“He was outstanding. He gave up one goal all weekend, and that should be enough,” MSU coach Danton Cole said. “Real happy for him. He’s a battler, and tonight I think he was ticked off about giving one up late last night, and he was pretty determined not to do that tonight.”
Fourth-liner Mitchell Mattson got the Spartans’ scoring started, and led the team with five shots on goal.
“It’s good for them, and that gives them more ice time, but it also allows us to preferably keep your top minute guys up front under 20 minutes,” Cole said about the fourth line which also included Adam Goodsir and Kyle Haskins. “If they can extend and give us a good 12, 13 minutes like that, then it really, really helps.
“I think all three of those guys stepped it up and that was important for us. Huge goal.”
DeRidder had to be on his toes early, with a couple good chances. And then especially in the third period, where he made 16 saves to seal his first career shutout.
“Today was a great game all around.
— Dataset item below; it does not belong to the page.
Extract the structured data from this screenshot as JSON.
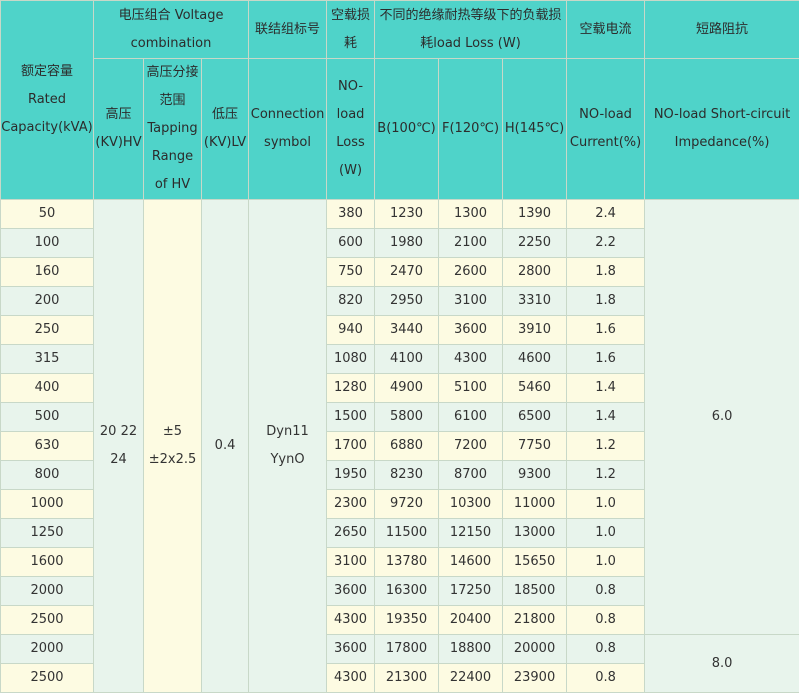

A couple goals there that were big,” DeRidder said. “To get that second one kind of put us all at ease, but the first shoutout – it’s great. The way we just all came together, and everyone chipped in. It’s not just me. Got a little scary there at the end, but we held on.”
It’s strange year, being in late November and everyone just getting their feet under them. But it’s the cards that have been dealt to everyone, and who can adapt the best, will have the most success. Those perspectives were not lost on the coaches, nor the players.
“It’s been months upon months of not knowing quite what’s going to happen, and it might be a little hard to train for that,” DeRidder said. “It’s a little hard to go to the rink everyday and give it your all, just not knowing when you’re going to play. But it’s good to get two games under your belt. It’s kind of unfortunate, usually we get to play our green-white game and the Canadian college team, then we have the out-of-conference schedule and that kind of gets you warmed up for the Big Ten season. I guess these are two out-of-conference games here with ASU and that kind of helps. But the biggest thing is getting a couple games under our belt, have the freshmen get acclimated, have everyone get acclimated, and playing hockey again.”